## REQUIRED ACTION
Make a verbatim copy of all the records.

## Stored data entries
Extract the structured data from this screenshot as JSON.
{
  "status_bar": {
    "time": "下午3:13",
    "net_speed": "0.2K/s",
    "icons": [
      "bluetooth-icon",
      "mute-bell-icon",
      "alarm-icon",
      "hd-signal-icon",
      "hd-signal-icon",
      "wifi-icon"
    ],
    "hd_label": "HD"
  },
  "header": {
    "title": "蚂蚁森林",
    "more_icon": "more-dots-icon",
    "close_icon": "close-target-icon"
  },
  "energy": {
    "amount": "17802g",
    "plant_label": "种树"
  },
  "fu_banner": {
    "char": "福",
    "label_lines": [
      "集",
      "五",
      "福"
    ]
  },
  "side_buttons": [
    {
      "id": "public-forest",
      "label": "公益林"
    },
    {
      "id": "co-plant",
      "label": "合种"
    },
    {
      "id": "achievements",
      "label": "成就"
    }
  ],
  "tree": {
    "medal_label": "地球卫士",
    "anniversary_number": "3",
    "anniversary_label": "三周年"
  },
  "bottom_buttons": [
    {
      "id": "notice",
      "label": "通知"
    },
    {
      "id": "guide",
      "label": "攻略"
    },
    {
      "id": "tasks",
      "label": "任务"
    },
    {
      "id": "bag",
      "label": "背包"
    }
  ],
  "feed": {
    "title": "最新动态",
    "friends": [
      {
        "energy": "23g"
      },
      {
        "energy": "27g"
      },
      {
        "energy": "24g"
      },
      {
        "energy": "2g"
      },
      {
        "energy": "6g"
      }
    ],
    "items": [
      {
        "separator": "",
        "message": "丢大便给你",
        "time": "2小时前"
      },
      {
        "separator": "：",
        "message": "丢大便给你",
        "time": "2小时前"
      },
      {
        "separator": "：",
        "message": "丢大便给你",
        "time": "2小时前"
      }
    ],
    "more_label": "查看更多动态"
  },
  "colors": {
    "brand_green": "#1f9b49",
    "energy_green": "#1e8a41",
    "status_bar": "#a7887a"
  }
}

## YOUR SOLUTION
Extract the structured data from this screenshot as JSON.
{
  "status_bar": {
    "time": "下午3:13",
    "net_speed": "0.2K/s",
    "icons": [
      "bluetooth-icon",
      "mute-bell-icon",
      "alarm-icon",
      "hd-signal-icon",
      "hd-signal-icon",
      "wifi-icon"
    ],
    "hd_label": "HD"
  },
  "header": {
    "title": "蚂蚁森林",
    "more_icon": "more-dots-icon",
    "close_icon": "close-target-icon"
  },
  "energy": {
    "amount": "17802g",
    "plant_label": "种树"
  },
  "fu_banner": {
    "char": "福",
    "label_lines": [
      "集",
      "五",
      "福"
    ]
  },
  "side_buttons": [
    {
      "id": "public-forest",
      "label": "公益林"
    },
    {
      "id": "co-plant",
      "label": "合种"
    },
    {
      "id": "achievements",
      "label": "成就"
    }
  ],
  "tree": {
    "medal_label": "地球卫士",
    "anniversary_number": "3",
    "anniversary_label": "三周年"
  },
  "bottom_buttons": [
    {
      "id": "notice",
      "label": "通知"
    },
    {
      "id": "guide",
      "label": "攻略"
    },
    {
      "id": "tasks",
      "label": "任务"
    },
    {
      "id": "bag",
      "label": "背包"
    }
  ],
  "feed": {
    "title": "最新动态",
    "friends": [
      {
        "energy": "23g"
      },
      {
        "energy": "27g"
      },
      {
        "energy": "24g"
      },
      {
        "energy": "2g"
      },
      {
        "energy": "6g"
      }
    ],
    "items": [
      {
        "separator": "",
        "message": "丢大便给你",
        "time": "2小时前"
      },
      {
        "separator": "：",
        "message": "丢大便给你",
        "time": "2小时前"
      },
      {
        "separator": "：",
        "message": "丢大便给你",
        "time": "2小时前"
      }
    ],
    "more_label": "查看更多动态"
  },
  "colors": {
    "brand_green": "#1f9b49",
    "energy_green": "#1e8a41",
    "status_bar": "#a7887a"
  }
}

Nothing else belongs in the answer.